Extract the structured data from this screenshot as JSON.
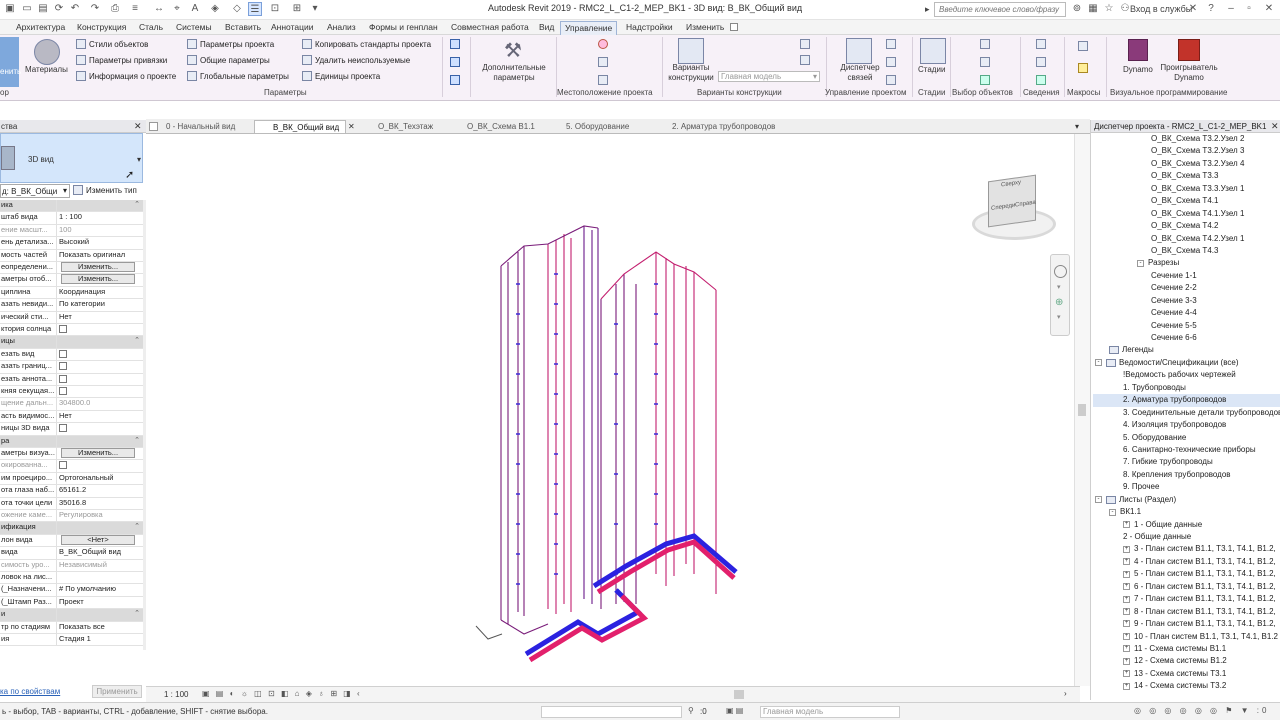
{
  "window": {
    "title": "Autodesk Revit 2019 - RMC2_L_C1-2_MEP_BK1 - 3D вид: В_ВК_Общий вид"
  },
  "search": {
    "placeholder": "Введите ключевое слово/фразу"
  },
  "account": {
    "signin": "Вход в службы"
  },
  "menu": {
    "tabs": [
      "Архитектура",
      "Конструкция",
      "Сталь",
      "Системы",
      "Вставить",
      "Аннотации",
      "Анализ",
      "Формы и генплан",
      "Совместная работа",
      "Вид",
      "Управление",
      "Надстройки",
      "Изменить"
    ],
    "active": "Управление"
  },
  "ribbon": {
    "left_label": "енить",
    "materials_label": "Материалы",
    "col1": [
      "Стили объектов",
      "Параметры привязки",
      "Информация о проекте"
    ],
    "col2": [
      "Параметры проекта",
      "Общие параметры",
      "Глобальные параметры"
    ],
    "col3": [
      "Копировать стандарты проекта",
      "Удалить неиспользуемые",
      "Единицы проекта"
    ],
    "addparams_label": "Дополнительные параметры",
    "design_options_label": "Варианты конструкции",
    "main_model": "Главная модель",
    "link_manager_label": "Диспетчер связей",
    "phases_label": "Стадии",
    "dynamo_label": "Dynamo",
    "dynamo_player_label": "Проигрыватель Dynamo",
    "panels": {
      "p_left": "ор",
      "params": "Параметры",
      "location": "Местоположение проекта",
      "design": "Варианты конструкции",
      "manage": "Управление проектом",
      "phases": "Стадии",
      "selection": "Выбор объектов",
      "inquiry": "Сведения",
      "macros": "Макросы",
      "visual": "Визуальное программирование"
    }
  },
  "properties": {
    "title": "ства",
    "type_name": "3D вид",
    "instance_select": "д: В_ВК_Общи",
    "edit_type": "Изменить тип",
    "rows": [
      {
        "k": "ика",
        "v": "",
        "grp": true
      },
      {
        "k": "штаб вида",
        "v": "1 : 100"
      },
      {
        "k": "ение масшт...",
        "v": "100",
        "dim": true
      },
      {
        "k": "ень детализа...",
        "v": "Высокий"
      },
      {
        "k": "мость частей",
        "v": "Показать оригинал"
      },
      {
        "k": "еопределени...",
        "v": "Изменить...",
        "btn": true
      },
      {
        "k": "аметры отоб...",
        "v": "Изменить...",
        "btn": true
      },
      {
        "k": "циплина",
        "v": "Координация"
      },
      {
        "k": "азать невиди...",
        "v": "По категории"
      },
      {
        "k": "ический сти...",
        "v": "Нет"
      },
      {
        "k": "ктория солнца",
        "v": "",
        "cb": true
      },
      {
        "k": "ицы",
        "v": "",
        "grp": true
      },
      {
        "k": "езать вид",
        "v": "",
        "cb": true
      },
      {
        "k": "азать границ...",
        "v": "",
        "cb": true
      },
      {
        "k": "езать аннота...",
        "v": "",
        "cb": true
      },
      {
        "k": "княя секущая...",
        "v": "",
        "cb": true
      },
      {
        "k": "щение дальн...",
        "v": "304800.0",
        "dim": true
      },
      {
        "k": "асть видимос...",
        "v": "Нет"
      },
      {
        "k": "ницы 3D вида",
        "v": "",
        "cb": true
      },
      {
        "k": "ра",
        "v": "",
        "grp": true
      },
      {
        "k": "аметры визуа...",
        "v": "Изменить...",
        "btn": true
      },
      {
        "k": "окированна...",
        "v": "",
        "cb": true,
        "dim": true
      },
      {
        "k": "им проециро...",
        "v": "Ортогональный"
      },
      {
        "k": "ота глаза наб...",
        "v": "65161.2"
      },
      {
        "k": "ота точки цели",
        "v": "35016.8"
      },
      {
        "k": "ожение каме...",
        "v": "Регулировка",
        "dim": true
      },
      {
        "k": "ификация",
        "v": "",
        "grp": true
      },
      {
        "k": "лон вида",
        "v": "<Нет>",
        "btn": true
      },
      {
        "k": "вида",
        "v": "В_ВК_Общий вид"
      },
      {
        "k": "симость уро...",
        "v": "Независимый",
        "dim": true
      },
      {
        "k": "ловок на лис...",
        "v": ""
      },
      {
        "k": "(_Назначени...",
        "v": "# По умолчанию"
      },
      {
        "k": "(_Штамп Раз...",
        "v": "Проект"
      },
      {
        "k": "и",
        "v": "",
        "grp": true
      },
      {
        "k": "тр по стадиям",
        "v": "Показать все"
      },
      {
        "k": "ия",
        "v": "Стадия 1"
      }
    ],
    "help_link": "ка по свойствам",
    "apply": "Применить"
  },
  "view_tabs": [
    {
      "label": "0 - Начальный вид",
      "active": false
    },
    {
      "label": "В_ВК_Общий вид",
      "active": true
    },
    {
      "label": "О_ВК_Техэтаж",
      "active": false
    },
    {
      "label": "О_ВК_Схема В1.1",
      "active": false
    },
    {
      "label": "5. Оборудование",
      "active": false
    },
    {
      "label": "2. Арматура трубопроводов",
      "active": false
    }
  ],
  "viewcube": {
    "faces": [
      "Сверху",
      "Спереди",
      "Справа"
    ]
  },
  "view_control": {
    "scale": "1 : 100"
  },
  "status": {
    "hint": "ь - выбор, TAB - варианты, CTRL - добавление, SHIFT - снятие выбора.",
    "count": ":0",
    "model": "Главная модель"
  },
  "browser": {
    "title": "Диспетчер проекта - RMC2_L_C1-2_MEP_BK1",
    "items": [
      {
        "t": "О_ВК_Схема Т3.2.Узел 2",
        "l": 4
      },
      {
        "t": "О_ВК_Схема Т3.2.Узел 3",
        "l": 4
      },
      {
        "t": "О_ВК_Схема Т3.2.Узел 4",
        "l": 4
      },
      {
        "t": "О_ВК_Схема Т3.3",
        "l": 4
      },
      {
        "t": "О_ВК_Схема Т3.3.Узел 1",
        "l": 4
      },
      {
        "t": "О_ВК_Схема Т4.1",
        "l": 4
      },
      {
        "t": "О_ВК_Схема Т4.1.Узел 1",
        "l": 4
      },
      {
        "t": "О_ВК_Схема Т4.2",
        "l": 4
      },
      {
        "t": "О_ВК_Схема Т4.2.Узел 1",
        "l": 4
      },
      {
        "t": "О_ВК_Схема Т4.3",
        "l": 4
      },
      {
        "t": "Разрезы",
        "l": 3,
        "tg": "-"
      },
      {
        "t": "Сечение 1-1",
        "l": 4
      },
      {
        "t": "Сечение 2-2",
        "l": 4
      },
      {
        "t": "Сечение 3-3",
        "l": 4
      },
      {
        "t": "Сечение 4-4",
        "l": 4
      },
      {
        "t": "Сечение 5-5",
        "l": 4
      },
      {
        "t": "Сечение 6-6",
        "l": 4
      },
      {
        "t": "Легенды",
        "l": 1,
        "icon": true
      },
      {
        "t": "Ведомости/Спецификации (все)",
        "l": 0,
        "tg": "-",
        "icon": true
      },
      {
        "t": "!Ведомость рабочих чертежей",
        "l": 2
      },
      {
        "t": "1. Трубопроводы",
        "l": 2
      },
      {
        "t": "2. Арматура трубопроводов",
        "l": 2,
        "sel": true
      },
      {
        "t": "3. Соединительные детали трубопроводов",
        "l": 2
      },
      {
        "t": "4. Изоляция трубопроводов",
        "l": 2
      },
      {
        "t": "5. Оборудование",
        "l": 2
      },
      {
        "t": "6. Санитарно-технические приборы",
        "l": 2
      },
      {
        "t": "7. Гибкие трубопроводы",
        "l": 2
      },
      {
        "t": "8. Крепления трубопроводов",
        "l": 2
      },
      {
        "t": "9. Прочее",
        "l": 2
      },
      {
        "t": "Листы (Раздел)",
        "l": 0,
        "tg": "-",
        "icon": true
      },
      {
        "t": "ВК1.1",
        "l": 1,
        "tg": "-"
      },
      {
        "t": "1 - Общие данные",
        "l": 2,
        "tg": "+"
      },
      {
        "t": "2 - Общие данные",
        "l": 2
      },
      {
        "t": "3 - План систем В1.1, Т3.1, Т4.1, В1.2,",
        "l": 2,
        "tg": "+"
      },
      {
        "t": "4 - План систем В1.1, Т3.1, Т4.1, В1.2,",
        "l": 2,
        "tg": "+"
      },
      {
        "t": "5 - План систем В1.1, Т3.1, Т4.1, В1.2,",
        "l": 2,
        "tg": "+"
      },
      {
        "t": "6 - План систем В1.1, Т3.1, Т4.1, В1.2,",
        "l": 2,
        "tg": "+"
      },
      {
        "t": "7 - План систем В1.1, Т3.1, Т4.1, В1.2,",
        "l": 2,
        "tg": "+"
      },
      {
        "t": "8 - План систем В1.1, Т3.1, Т4.1, В1.2,",
        "l": 2,
        "tg": "+"
      },
      {
        "t": "9 - План систем В1.1, Т3.1, Т4.1, В1.2,",
        "l": 2,
        "tg": "+"
      },
      {
        "t": "10 - План систем В1.1, Т3.1, Т4.1, В1.2",
        "l": 2,
        "tg": "+"
      },
      {
        "t": "11 - Схема системы В1.1",
        "l": 2,
        "tg": "+"
      },
      {
        "t": "12 - Схема системы В1.2",
        "l": 2,
        "tg": "+"
      },
      {
        "t": "13 - Схема системы Т3.1",
        "l": 2,
        "tg": "+"
      },
      {
        "t": "14 - Схема системы Т3.2",
        "l": 2,
        "tg": "+"
      }
    ]
  }
}
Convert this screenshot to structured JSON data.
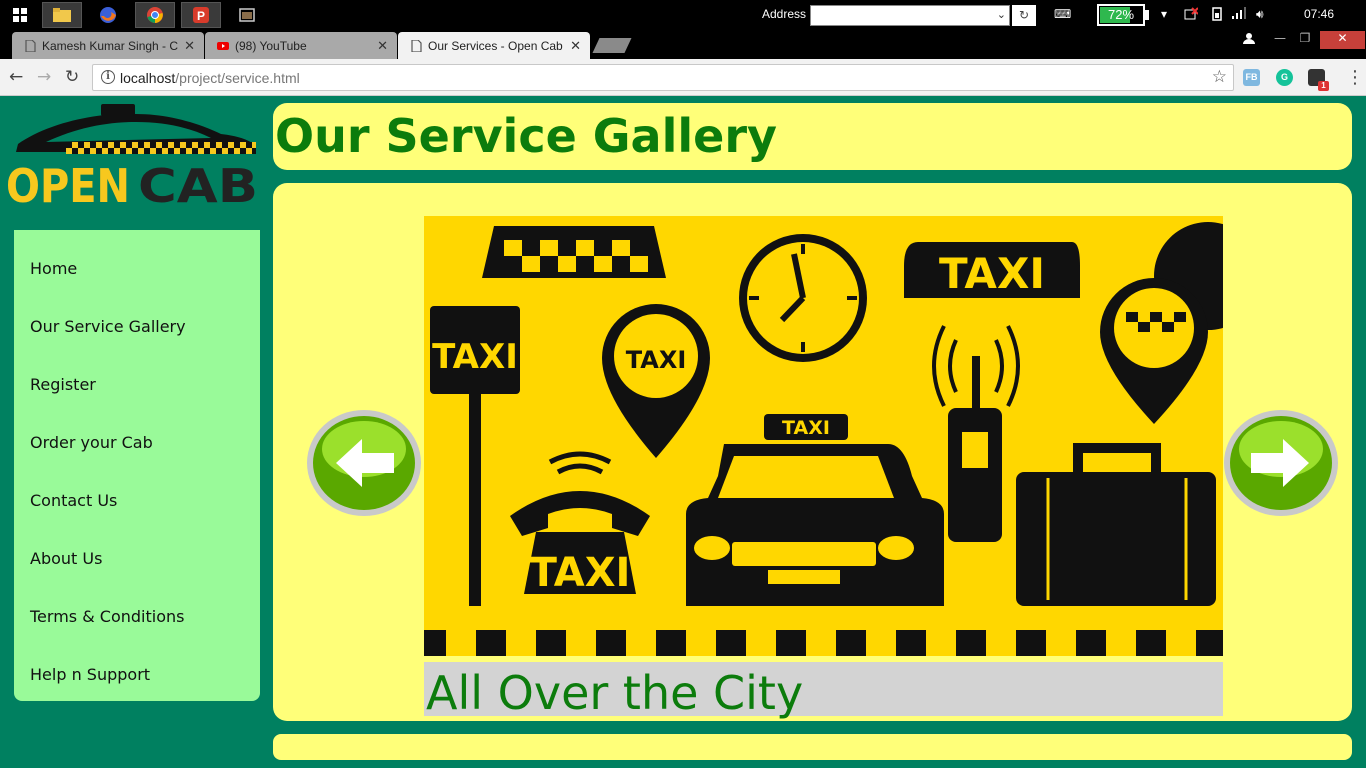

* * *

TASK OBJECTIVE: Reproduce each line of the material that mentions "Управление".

TASK RESPONSE:
      "Управление",
    "active": "Управление"
      "manage": "Управление проектом",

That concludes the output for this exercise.